A few weeks later, fishing on Harry Hindmarsh’s 16-foot skiff, we’re patrolling the sloughs and sandbars around Virginia’s Eastern Shore barrier islands. I’m stationed on the bow, searching for signs of fish, while Hindmarsh perches on the stern casting platform. Each of us holds a medium spinning rod rigged with a 6-inch swimming shad, in perfect sight-casting conditions. As the ebbs, rips and boils form over the sandbars that pock the large bay, we putt over to investigate one of the rips that appears to be moving. At 50 yards, I make out a school of 30-pound stripers packed like sardines. From 25 yards, I cast a few feet ahead of the mob. Hindmarsh’s lure arcs over my head and splashes down on the other side of the school. Within seconds, we are both hooked up. At first, the fish fight to stay with the school, but eventually we get them turned and work them to the boat. We go into maniac mode. The school moves off, but we’re in pursuit with the trolling motor. In minutes we’re hooked up, and our 50-pound braid makes short work of a pair of 40-inchers. After a quick release, we return to the hunt. By now, more schools have appeared. While one of us fights a fish, the other gives chase and keeps an eye on the rest of the school. This isn’t fun fishing, this is sport fishing, and it’s game on!

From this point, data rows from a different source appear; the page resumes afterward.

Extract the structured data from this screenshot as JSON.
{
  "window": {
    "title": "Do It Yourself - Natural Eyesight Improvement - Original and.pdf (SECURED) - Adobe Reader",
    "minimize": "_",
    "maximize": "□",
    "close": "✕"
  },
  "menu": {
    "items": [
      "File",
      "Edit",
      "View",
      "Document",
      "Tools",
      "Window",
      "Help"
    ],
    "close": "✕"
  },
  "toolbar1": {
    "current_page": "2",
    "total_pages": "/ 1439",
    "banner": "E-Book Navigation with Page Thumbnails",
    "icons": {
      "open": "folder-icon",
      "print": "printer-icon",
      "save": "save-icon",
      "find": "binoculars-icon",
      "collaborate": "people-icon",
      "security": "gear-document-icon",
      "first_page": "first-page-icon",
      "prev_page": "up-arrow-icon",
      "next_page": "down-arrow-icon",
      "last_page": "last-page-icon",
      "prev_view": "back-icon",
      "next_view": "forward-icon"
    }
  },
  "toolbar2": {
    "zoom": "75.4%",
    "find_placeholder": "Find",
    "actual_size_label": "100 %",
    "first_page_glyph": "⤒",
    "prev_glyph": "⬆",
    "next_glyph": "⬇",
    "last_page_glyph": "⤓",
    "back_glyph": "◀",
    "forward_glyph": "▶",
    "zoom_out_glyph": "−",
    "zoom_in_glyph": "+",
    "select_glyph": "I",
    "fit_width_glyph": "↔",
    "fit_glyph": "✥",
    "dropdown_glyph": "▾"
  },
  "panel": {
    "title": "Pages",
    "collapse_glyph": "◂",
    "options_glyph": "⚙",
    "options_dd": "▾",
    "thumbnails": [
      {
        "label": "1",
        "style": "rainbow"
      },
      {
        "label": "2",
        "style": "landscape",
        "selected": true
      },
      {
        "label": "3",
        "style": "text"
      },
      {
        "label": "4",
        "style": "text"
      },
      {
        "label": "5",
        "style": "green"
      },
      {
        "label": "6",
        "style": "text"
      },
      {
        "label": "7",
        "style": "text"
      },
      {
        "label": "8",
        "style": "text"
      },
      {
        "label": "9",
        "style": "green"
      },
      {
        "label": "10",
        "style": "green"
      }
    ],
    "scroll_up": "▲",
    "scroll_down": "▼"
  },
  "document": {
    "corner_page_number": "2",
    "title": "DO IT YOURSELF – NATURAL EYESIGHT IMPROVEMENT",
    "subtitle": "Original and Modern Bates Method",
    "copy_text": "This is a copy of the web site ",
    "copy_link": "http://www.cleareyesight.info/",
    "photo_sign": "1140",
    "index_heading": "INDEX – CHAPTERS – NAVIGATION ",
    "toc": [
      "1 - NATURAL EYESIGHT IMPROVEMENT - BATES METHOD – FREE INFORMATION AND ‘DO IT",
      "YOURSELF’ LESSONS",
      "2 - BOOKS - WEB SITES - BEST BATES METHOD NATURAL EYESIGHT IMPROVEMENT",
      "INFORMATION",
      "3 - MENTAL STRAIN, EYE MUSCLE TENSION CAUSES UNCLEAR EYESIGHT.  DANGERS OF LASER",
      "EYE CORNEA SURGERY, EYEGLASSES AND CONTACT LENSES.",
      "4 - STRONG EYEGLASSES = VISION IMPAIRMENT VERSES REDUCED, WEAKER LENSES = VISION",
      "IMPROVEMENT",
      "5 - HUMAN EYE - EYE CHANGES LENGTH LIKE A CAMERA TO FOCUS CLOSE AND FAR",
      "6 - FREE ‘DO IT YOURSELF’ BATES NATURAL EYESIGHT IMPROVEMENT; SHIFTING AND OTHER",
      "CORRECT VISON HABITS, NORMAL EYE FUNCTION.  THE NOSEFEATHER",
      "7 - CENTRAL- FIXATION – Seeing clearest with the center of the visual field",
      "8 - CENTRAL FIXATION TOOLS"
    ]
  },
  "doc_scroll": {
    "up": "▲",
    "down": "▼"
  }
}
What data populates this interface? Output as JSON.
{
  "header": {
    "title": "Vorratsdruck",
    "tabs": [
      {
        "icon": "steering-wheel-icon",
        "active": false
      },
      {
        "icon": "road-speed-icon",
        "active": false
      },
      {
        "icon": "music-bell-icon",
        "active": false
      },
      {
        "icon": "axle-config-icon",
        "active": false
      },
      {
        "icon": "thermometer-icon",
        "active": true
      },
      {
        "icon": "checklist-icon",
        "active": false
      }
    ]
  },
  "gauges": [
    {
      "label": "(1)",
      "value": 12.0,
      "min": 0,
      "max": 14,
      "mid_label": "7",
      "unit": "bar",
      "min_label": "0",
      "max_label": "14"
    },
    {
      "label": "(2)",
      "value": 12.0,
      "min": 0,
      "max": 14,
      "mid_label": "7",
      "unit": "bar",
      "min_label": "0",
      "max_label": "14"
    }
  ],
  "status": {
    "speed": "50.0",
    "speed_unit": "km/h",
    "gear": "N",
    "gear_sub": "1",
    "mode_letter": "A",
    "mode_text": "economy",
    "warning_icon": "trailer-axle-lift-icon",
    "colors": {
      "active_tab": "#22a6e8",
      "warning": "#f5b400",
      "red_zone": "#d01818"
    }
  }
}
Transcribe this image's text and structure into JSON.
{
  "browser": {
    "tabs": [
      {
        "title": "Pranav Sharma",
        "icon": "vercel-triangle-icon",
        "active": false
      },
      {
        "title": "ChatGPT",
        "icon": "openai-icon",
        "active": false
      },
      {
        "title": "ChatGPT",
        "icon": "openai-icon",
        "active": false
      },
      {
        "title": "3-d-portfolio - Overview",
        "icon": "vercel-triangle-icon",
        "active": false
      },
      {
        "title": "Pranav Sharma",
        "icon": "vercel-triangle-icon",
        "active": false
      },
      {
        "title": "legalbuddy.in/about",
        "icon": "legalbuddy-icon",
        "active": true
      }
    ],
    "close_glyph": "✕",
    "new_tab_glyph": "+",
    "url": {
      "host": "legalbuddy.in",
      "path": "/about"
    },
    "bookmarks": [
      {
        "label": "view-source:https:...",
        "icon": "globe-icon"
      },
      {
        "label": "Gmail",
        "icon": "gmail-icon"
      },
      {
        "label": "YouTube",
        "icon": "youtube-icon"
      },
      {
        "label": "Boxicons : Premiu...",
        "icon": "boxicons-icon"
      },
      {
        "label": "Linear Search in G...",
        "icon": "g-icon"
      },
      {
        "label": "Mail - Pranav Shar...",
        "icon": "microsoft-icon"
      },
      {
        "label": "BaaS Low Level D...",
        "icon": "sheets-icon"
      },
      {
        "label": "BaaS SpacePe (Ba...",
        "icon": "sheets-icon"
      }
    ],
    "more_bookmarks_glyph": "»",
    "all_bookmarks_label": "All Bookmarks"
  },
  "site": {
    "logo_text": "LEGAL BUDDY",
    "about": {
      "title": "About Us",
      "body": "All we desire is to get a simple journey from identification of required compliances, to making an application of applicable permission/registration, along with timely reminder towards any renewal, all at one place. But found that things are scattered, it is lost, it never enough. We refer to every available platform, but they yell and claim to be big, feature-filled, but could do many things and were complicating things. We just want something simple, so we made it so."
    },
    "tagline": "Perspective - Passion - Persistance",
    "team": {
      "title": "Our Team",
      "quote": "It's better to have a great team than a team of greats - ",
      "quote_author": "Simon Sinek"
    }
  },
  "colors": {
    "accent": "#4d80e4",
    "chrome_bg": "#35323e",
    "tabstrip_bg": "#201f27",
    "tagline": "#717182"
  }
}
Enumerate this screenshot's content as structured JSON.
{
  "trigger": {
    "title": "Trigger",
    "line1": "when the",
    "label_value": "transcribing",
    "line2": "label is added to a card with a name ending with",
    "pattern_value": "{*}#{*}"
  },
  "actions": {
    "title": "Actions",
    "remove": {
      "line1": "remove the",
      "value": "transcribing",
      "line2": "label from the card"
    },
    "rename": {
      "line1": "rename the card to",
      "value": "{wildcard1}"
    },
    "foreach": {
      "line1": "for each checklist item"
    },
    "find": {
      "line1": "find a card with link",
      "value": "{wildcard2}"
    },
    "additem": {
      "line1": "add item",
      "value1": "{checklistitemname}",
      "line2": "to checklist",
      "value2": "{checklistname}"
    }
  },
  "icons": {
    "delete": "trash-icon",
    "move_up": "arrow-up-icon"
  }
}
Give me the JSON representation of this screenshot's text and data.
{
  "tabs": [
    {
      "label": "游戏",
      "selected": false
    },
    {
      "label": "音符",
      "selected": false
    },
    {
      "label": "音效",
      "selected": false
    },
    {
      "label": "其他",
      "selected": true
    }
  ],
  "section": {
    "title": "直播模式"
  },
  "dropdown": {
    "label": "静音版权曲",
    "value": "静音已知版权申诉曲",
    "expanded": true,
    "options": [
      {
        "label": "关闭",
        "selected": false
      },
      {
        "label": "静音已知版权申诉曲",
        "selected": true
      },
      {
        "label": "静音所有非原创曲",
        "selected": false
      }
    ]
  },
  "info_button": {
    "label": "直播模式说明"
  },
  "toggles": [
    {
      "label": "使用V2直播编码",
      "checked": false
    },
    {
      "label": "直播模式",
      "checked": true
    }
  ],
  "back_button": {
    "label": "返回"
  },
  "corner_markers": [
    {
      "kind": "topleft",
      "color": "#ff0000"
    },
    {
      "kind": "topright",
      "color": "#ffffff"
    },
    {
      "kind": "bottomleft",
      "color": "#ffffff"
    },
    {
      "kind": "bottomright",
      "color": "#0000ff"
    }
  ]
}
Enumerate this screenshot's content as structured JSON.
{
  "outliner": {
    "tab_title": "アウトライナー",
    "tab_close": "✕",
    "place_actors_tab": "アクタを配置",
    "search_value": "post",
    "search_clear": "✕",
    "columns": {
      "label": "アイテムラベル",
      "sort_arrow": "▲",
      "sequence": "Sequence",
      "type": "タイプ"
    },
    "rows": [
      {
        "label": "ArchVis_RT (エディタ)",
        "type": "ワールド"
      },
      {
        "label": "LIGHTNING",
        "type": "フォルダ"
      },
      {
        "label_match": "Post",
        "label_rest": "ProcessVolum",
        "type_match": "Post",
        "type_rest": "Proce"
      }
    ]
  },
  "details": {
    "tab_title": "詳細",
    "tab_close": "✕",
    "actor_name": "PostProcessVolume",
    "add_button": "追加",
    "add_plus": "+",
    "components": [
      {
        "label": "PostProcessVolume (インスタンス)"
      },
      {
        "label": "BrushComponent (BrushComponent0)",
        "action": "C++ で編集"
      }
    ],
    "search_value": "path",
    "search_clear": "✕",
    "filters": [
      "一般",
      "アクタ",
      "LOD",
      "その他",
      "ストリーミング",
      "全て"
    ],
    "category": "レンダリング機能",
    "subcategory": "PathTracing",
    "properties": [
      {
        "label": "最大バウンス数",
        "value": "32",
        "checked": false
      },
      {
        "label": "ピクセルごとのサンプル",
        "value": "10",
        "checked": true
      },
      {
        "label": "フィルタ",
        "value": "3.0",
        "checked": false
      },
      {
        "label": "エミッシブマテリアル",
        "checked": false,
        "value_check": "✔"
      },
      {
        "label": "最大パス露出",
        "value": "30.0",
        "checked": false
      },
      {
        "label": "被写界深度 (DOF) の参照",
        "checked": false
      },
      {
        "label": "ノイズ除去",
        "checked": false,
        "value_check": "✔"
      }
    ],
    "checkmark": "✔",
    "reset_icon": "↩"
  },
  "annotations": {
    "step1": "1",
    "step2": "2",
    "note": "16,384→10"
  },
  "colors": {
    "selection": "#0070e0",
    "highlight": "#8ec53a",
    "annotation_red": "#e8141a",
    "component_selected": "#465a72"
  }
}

Timing Is Everything
Finding a school of big rockfish on the surface doesn’t happen every day, but anglers who patrol the lower Chesapeake Bay and Eastern Shore islands from late April to mid-June have a good shot at getting into stripers, red drum and cobia. While a small skiff is perfect for exploring the shallow barrier-island bays, a center-console with a tower gives sight-casters the advantage in open water. The fish seem to like moving current and calm conditions. Moreover, clear skies and clean water make it easier to spot the fish swimming on the surface. There is no pattern to where and when the fish surface. I’ve caught them in dozens of places over the years but rarely in the same place twice. The best strategy is to cover a lot of water and keep your eyes peeled. Drive around long enough, and you’ll encounter epic surface action with striped bass. Then it’s time to put on your game face and get ready for battle.
SWS Tackle box:
Virginia Trophy Striped Bass
The key to catching these fish is long, accurate casts with lures that mimic the available forage: mullet, bunker and crabs.
Reels: Shimano Stradic 5000 or Calcutta CT 400D, or equivalent
Line: 30- to 50-pound braid
LEADER: 50-pound fluorocarbon
Rods: Shimano Terez 8-foot, medium-action spinning or Teramar 8-foot, medium-action casting, or equivalent
Lures: 5-inch Creek Chub Knucklehead, 5- to 6-inch Storm WildEye Swim Shad, 5- to 6-inch Berkley PowerBait Swim Shad, 2- to 4-ounce
Hopkins No=EQL or similar spoon